Repeat the records below exactly as they appear, leaving out any pictures.

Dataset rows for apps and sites

☆ ☆ ☆ ☆

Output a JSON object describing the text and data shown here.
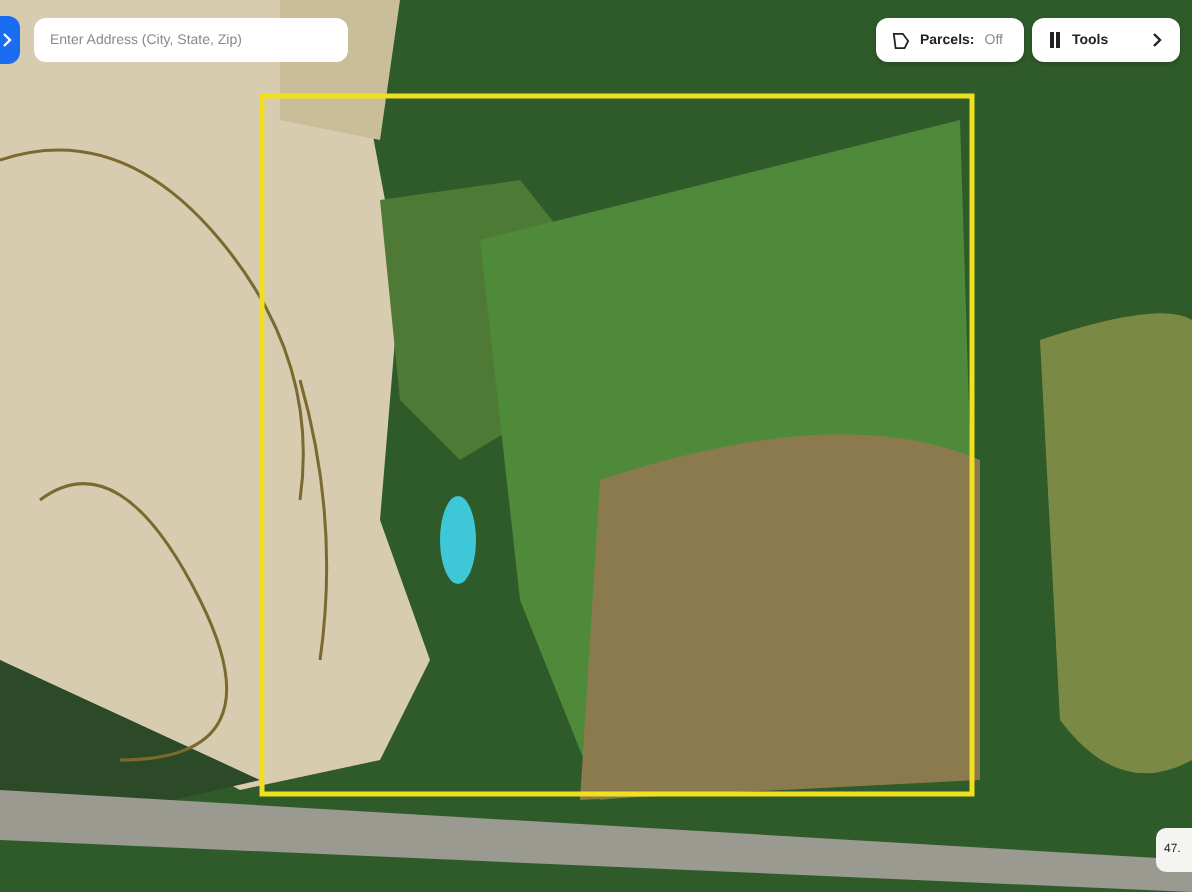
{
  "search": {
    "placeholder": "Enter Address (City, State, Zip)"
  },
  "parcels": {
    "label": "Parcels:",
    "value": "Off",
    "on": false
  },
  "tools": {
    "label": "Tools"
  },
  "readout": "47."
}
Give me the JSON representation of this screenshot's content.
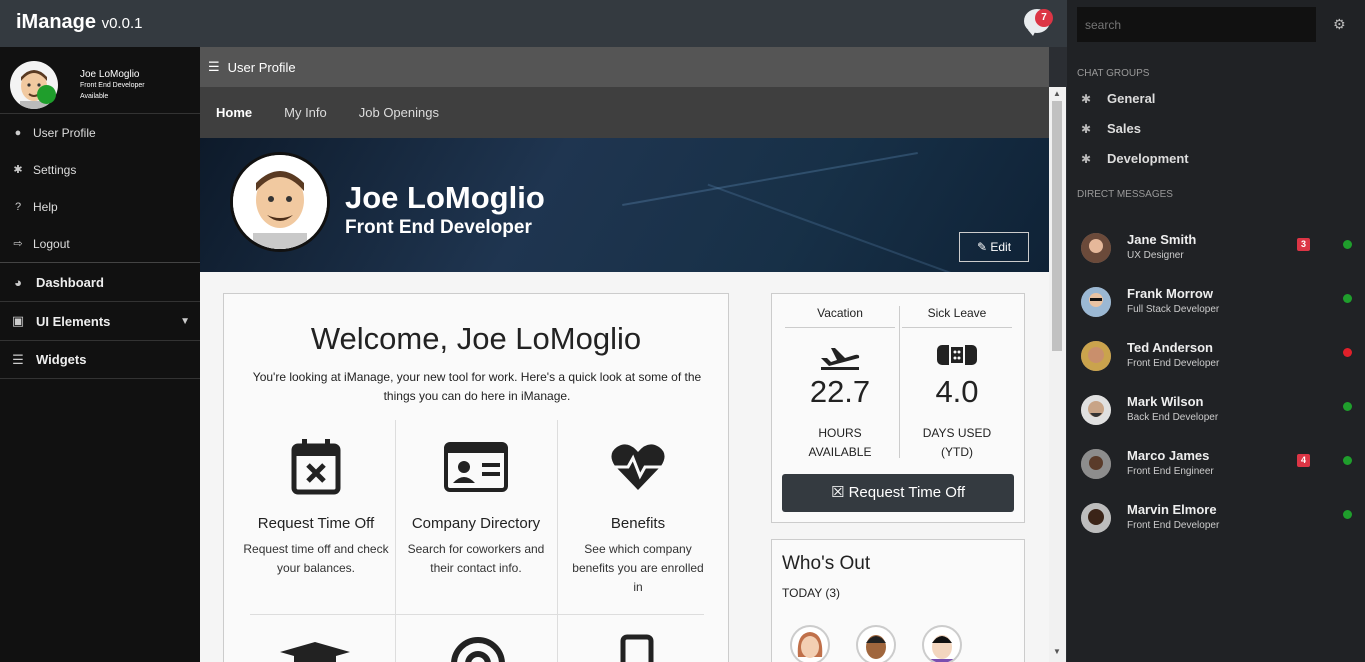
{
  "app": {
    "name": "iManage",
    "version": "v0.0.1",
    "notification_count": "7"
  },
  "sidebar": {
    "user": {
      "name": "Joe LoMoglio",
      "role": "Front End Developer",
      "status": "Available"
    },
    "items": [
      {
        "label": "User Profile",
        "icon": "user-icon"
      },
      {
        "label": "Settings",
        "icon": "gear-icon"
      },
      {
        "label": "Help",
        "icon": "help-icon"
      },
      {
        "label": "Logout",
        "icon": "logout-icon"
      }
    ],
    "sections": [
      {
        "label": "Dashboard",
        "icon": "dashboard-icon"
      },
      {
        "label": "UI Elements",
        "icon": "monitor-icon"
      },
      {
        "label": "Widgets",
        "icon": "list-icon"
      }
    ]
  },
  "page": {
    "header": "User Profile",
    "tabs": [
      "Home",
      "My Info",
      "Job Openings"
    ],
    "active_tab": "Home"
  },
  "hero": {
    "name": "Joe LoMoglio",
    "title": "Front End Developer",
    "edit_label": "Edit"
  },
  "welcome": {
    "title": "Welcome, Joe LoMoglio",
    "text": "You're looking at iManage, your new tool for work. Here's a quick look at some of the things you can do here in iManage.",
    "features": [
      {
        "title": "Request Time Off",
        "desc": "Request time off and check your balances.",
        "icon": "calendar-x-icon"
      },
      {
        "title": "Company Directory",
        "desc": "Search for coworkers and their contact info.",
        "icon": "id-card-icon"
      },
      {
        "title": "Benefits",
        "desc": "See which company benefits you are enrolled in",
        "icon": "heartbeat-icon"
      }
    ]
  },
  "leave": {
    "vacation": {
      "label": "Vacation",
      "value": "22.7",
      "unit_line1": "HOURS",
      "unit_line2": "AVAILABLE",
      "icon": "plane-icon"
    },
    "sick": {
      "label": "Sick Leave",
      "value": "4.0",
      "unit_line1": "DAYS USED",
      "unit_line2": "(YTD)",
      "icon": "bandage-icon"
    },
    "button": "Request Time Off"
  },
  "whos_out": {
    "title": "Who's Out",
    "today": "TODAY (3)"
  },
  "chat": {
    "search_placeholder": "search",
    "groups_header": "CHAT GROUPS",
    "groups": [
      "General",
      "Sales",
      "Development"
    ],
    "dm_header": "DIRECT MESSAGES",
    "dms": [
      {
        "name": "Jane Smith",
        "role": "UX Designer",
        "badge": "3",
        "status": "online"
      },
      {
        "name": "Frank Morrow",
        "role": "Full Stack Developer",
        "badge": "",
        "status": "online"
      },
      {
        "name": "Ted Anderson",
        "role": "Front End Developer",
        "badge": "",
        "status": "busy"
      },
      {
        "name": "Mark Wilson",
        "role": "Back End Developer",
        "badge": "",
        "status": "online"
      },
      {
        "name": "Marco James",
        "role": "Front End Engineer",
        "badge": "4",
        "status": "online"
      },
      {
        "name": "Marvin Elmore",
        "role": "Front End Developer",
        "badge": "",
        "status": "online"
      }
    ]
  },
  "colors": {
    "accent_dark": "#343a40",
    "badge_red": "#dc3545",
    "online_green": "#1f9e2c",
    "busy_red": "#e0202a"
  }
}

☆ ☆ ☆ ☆

§ **Response area**:
Output a JSON object describing the text and data shown here.
{
  "search": {
    "placeholder": "Enter Address (City, State, Zip)"
  },
  "parcels": {
    "label": "Parcels:",
    "value": "Off",
    "on": false
  },
  "tools": {
    "label": "Tools"
  },
  "readout": "47."
}
Give me the JSON representation of this screenshot's content.
{
  "app": {
    "name": "iManage",
    "version": "v0.0.1",
    "notification_count": "7"
  },
  "sidebar": {
    "user": {
      "name": "Joe LoMoglio",
      "role": "Front End Developer",
      "status": "Available"
    },
    "items": [
      {
        "label": "User Profile",
        "icon": "user-icon"
      },
      {
        "label": "Settings",
        "icon": "gear-icon"
      },
      {
        "label": "Help",
        "icon": "help-icon"
      },
      {
        "label": "Logout",
        "icon": "logout-icon"
      }
    ],
    "sections": [
      {
        "label": "Dashboard",
        "icon": "dashboard-icon"
      },
      {
        "label": "UI Elements",
        "icon": "monitor-icon"
      },
      {
        "label": "Widgets",
        "icon": "list-icon"
      }
    ]
  },
  "page": {
    "header": "User Profile",
    "tabs": [
      "Home",
      "My Info",
      "Job Openings"
    ],
    "active_tab": "Home"
  },
  "hero": {
    "name": "Joe LoMoglio",
    "title": "Front End Developer",
    "edit_label": "Edit"
  },
  "welcome": {
    "title": "Welcome, Joe LoMoglio",
    "text": "You're looking at iManage, your new tool for work. Here's a quick look at some of the things you can do here in iManage.",
    "features": [
      {
        "title": "Request Time Off",
        "desc": "Request time off and check your balances.",
        "icon": "calendar-x-icon"
      },
      {
        "title": "Company Directory",
        "desc": "Search for coworkers and their contact info.",
        "icon": "id-card-icon"
      },
      {
        "title": "Benefits",
        "desc": "See which company benefits you are enrolled in",
        "icon": "heartbeat-icon"
      }
    ]
  },
  "leave": {
    "vacation": {
      "label": "Vacation",
      "value": "22.7",
      "unit_line1": "HOURS",
      "unit_line2": "AVAILABLE",
      "icon": "plane-icon"
    },
    "sick": {
      "label": "Sick Leave",
      "value": "4.0",
      "unit_line1": "DAYS USED",
      "unit_line2": "(YTD)",
      "icon": "bandage-icon"
    },
    "button": "Request Time Off"
  },
  "whos_out": {
    "title": "Who's Out",
    "today": "TODAY (3)"
  },
  "chat": {
    "search_placeholder": "search",
    "groups_header": "CHAT GROUPS",
    "groups": [
      "General",
      "Sales",
      "Development"
    ],
    "dm_header": "DIRECT MESSAGES",
    "dms": [
      {
        "name": "Jane Smith",
        "role": "UX Designer",
        "badge": "3",
        "status": "online"
      },
      {
        "name": "Frank Morrow",
        "role": "Full Stack Developer",
        "badge": "",
        "status": "online"
      },
      {
        "name": "Ted Anderson",
        "role": "Front End Developer",
        "badge": "",
        "status": "busy"
      },
      {
        "name": "Mark Wilson",
        "role": "Back End Developer",
        "badge": "",
        "status": "online"
      },
      {
        "name": "Marco James",
        "role": "Front End Engineer",
        "badge": "4",
        "status": "online"
      },
      {
        "name": "Marvin Elmore",
        "role": "Front End Developer",
        "badge": "",
        "status": "online"
      }
    ]
  },
  "colors": {
    "accent_dark": "#343a40",
    "badge_red": "#dc3545",
    "online_green": "#1f9e2c",
    "busy_red": "#e0202a"
  }
}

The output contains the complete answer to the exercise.